NELSON INSTITUTE DIRECTOR LAUNCHES NEW COLUMN, DISCUSSES U.S.-VIETNAM RELATIONS
June 11, 2007
HARRISONBURG—Dr. J. Peter Pham, Director of the Nelson Institute for International and Public Affairs at James Madison University, launched today a new column, “Conservative Columnist,” which will be a regular feature for National Interest online, the web edition of the foreign policy journal The National Interest. Unlike his weekly “Strategic Interests” column distributed by World Defense Review, which will still come out on Thursdays and continue to focus on security issues in Africa, Dr. Pham’s new biweekly column will explore a wider range of foreign policy concerns from the perspective of conservative political realism.
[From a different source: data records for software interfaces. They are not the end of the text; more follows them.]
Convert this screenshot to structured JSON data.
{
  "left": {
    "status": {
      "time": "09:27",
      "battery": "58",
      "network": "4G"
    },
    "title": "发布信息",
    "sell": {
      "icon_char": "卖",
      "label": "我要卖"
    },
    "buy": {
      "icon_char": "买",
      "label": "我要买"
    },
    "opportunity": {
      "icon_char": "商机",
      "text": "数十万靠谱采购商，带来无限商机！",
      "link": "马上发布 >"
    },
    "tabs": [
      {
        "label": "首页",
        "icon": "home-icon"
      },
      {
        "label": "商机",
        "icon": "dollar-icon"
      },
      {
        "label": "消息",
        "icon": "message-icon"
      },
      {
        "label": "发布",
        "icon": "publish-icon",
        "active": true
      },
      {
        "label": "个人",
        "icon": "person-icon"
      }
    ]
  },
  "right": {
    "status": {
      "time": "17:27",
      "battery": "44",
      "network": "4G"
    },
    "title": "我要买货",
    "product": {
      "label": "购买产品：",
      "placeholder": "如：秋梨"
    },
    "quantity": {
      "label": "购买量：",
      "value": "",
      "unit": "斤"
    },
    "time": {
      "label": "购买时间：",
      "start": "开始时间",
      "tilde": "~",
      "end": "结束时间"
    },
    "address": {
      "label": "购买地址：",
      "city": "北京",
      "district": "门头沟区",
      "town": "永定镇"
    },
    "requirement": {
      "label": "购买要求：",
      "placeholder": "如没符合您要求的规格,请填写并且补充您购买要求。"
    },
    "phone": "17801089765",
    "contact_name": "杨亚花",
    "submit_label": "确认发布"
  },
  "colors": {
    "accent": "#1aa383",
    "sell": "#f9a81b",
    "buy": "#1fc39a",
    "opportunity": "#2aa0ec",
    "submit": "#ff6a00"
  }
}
In his inaugural “Conservative Columnist” column, Dr. Pham uses the visit by Vietnamese President Nguyen Minh Triet to the White House next week as the occasion to discuss the strategic calculus of relations between the United States and Vietnam. According to Dr. Pham, “Ever since the normalization of U.S.-Vietnamese relations during the Clinton Administration, officials on both sides have prudently gone to great lengths to show that the ties are not meant to threaten Chinese interests. However all the diplomatic niceties in the world cannot obscure the fact that Vietnam brings to the relationship a set of unmatched geopolitical endowments which are of interest to any state seeking a ‘hedge’ in its relations with the current rulers of the Middle Kingdom.” Likewise, he argues, while Sino-Vietnamese relations have improved in recent years, “from Hanoi’s perspective, cultivating closer ties to Washington not only facilitates access to American capital and technology for Vietnam’s economy—one of the world’s fasting-growing—and American markets for the goods it produces, but also acts as an external counterbalance to Beijing.”
The article goes on to note that the millennial uneasy relationship with China “has led Vietnam inexorably to seek out regional and global counterweights with which to balance against its looming neighbor” and its leaders to believe that “their national interests can be better secured through an at least tacit strategic partnership with the offshore United States than in succumbing to the aspiring onshore hegemon next door.” Hence Dr. Pham concludes:
If Vietnamese leaders in recent years have been disposed to put aside their revolutionary ideological baggage in order to pursue more concrete strategic objectives like economic and social development and political and military stability, it should be hoped that U.S. statesmen will have a similar clarity of vision and the creative flexibility. For America, it is a unique opportunity to not only to promote our ideals about free peoples and markets in a society that is opening up, but also to advance our national interests in a geostrategically pivotal region.
The text of Dr. Pham’s essay, “Moving Beyond Rapprochement: The Strategic Calculus of U.S.-Vietnam Relations,” can be accessed by clicking here.